This is my document confirming that I am a professional carpenter. I received it in Magnitogorsk, in the former USSR, in 1940, when I was only 14.
When the war began, in 1939, I was 14, had had my bar mitzvah, my brother was 15 years older than me. We escaped from Warsaw.

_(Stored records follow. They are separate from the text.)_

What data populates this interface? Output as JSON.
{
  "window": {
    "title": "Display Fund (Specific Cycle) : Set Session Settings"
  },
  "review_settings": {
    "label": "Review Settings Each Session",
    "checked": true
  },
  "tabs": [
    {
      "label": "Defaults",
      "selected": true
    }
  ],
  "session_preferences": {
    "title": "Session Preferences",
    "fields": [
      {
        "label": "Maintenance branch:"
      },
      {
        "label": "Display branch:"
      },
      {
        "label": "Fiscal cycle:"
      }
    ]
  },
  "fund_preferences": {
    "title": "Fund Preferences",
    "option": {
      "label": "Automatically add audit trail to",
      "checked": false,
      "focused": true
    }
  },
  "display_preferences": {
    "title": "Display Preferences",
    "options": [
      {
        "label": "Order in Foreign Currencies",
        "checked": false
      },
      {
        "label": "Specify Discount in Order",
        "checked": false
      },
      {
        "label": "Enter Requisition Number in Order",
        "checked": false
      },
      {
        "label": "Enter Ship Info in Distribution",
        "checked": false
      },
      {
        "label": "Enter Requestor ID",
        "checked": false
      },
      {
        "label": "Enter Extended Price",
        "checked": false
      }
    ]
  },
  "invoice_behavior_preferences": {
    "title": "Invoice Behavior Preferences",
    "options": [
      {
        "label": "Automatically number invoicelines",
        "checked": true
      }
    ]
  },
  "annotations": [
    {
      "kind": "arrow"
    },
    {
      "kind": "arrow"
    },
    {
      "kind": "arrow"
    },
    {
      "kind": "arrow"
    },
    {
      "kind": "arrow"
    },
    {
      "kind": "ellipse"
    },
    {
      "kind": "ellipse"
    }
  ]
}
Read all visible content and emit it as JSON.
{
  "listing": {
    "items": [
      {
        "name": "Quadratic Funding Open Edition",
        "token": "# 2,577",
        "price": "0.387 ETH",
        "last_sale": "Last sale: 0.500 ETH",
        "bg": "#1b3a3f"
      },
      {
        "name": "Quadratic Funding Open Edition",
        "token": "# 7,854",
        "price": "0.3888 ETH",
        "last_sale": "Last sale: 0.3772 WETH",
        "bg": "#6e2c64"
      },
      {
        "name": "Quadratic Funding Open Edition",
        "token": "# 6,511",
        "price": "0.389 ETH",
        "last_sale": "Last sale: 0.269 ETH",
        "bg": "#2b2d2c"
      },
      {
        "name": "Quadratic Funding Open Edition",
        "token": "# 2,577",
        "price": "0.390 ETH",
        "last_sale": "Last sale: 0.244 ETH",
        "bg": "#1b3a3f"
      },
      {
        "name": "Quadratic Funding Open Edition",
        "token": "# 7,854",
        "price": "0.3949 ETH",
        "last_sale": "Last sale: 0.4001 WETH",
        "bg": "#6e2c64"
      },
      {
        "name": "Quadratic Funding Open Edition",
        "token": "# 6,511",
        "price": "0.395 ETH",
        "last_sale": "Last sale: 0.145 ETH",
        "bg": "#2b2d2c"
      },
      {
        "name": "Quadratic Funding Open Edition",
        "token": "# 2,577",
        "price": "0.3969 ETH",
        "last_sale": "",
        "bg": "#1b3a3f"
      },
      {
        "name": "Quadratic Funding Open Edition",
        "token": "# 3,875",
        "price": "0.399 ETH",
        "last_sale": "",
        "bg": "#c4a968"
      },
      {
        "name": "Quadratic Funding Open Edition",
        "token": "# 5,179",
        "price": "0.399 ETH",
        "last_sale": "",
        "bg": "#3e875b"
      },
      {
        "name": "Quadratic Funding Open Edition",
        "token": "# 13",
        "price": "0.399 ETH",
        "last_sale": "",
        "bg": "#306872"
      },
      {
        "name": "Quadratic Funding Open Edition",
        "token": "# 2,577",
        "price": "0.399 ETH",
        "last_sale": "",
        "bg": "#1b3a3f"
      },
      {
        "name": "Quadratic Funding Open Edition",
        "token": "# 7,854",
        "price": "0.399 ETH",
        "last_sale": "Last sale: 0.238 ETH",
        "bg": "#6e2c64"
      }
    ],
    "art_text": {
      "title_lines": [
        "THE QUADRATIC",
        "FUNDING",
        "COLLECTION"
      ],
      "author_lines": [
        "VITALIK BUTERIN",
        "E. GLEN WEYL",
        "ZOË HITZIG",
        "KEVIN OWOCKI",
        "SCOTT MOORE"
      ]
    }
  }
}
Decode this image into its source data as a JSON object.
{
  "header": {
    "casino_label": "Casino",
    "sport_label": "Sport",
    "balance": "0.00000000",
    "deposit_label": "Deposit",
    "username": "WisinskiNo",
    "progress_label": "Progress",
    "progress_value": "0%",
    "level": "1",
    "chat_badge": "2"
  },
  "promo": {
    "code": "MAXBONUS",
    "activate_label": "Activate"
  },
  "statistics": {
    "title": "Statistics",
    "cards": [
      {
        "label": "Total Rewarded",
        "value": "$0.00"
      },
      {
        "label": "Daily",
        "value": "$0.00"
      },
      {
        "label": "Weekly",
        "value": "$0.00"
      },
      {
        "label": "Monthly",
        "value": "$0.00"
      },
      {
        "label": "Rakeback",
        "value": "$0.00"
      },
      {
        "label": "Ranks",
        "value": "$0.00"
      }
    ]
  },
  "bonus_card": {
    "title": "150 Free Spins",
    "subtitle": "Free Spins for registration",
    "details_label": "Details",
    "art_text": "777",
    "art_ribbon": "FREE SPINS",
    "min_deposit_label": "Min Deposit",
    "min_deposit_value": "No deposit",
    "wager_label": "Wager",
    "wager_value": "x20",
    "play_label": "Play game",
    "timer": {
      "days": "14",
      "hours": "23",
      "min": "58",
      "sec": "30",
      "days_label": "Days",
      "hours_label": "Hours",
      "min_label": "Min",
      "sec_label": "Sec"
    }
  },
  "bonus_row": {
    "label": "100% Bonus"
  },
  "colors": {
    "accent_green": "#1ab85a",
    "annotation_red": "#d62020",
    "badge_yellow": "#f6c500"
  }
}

I completed a carpentry course in Magnitogorsk. Then I was assigned to a brigade that built coke-chemical furnaces. Before the war, the Russians didn't have the technology of building such furnaces, and had to employ Belgian, Dutch, American specialists to build them. Special luxurious developments were built to house them. They were paid in gold. Those were the experts in building coke-chemical furnaces. During the war, when they started heating up one of such furnaces, it collapsed. And without coke you can't make tanks. It means a great sabotage occurred. All those foreign experts had gone home, they were foreign citizens, the Russians couldn't stop them. And so they set up special brigades for building those furnaces, and I was assigned to one of those. We knew how to lay those bricks, because those are the chamotte bricks, maximum tolerance is 1-2 millimeters, there can be no deviation, and there you cook coke. We learned to build those furnaces. We were at first like students, and those who had worked under those foreign experts were our masters. We became craftsmen. An enterprise was set up to build coke-chemical plants. So after the Magnitogorsk project had been completed, they sent us to Novosibirsk.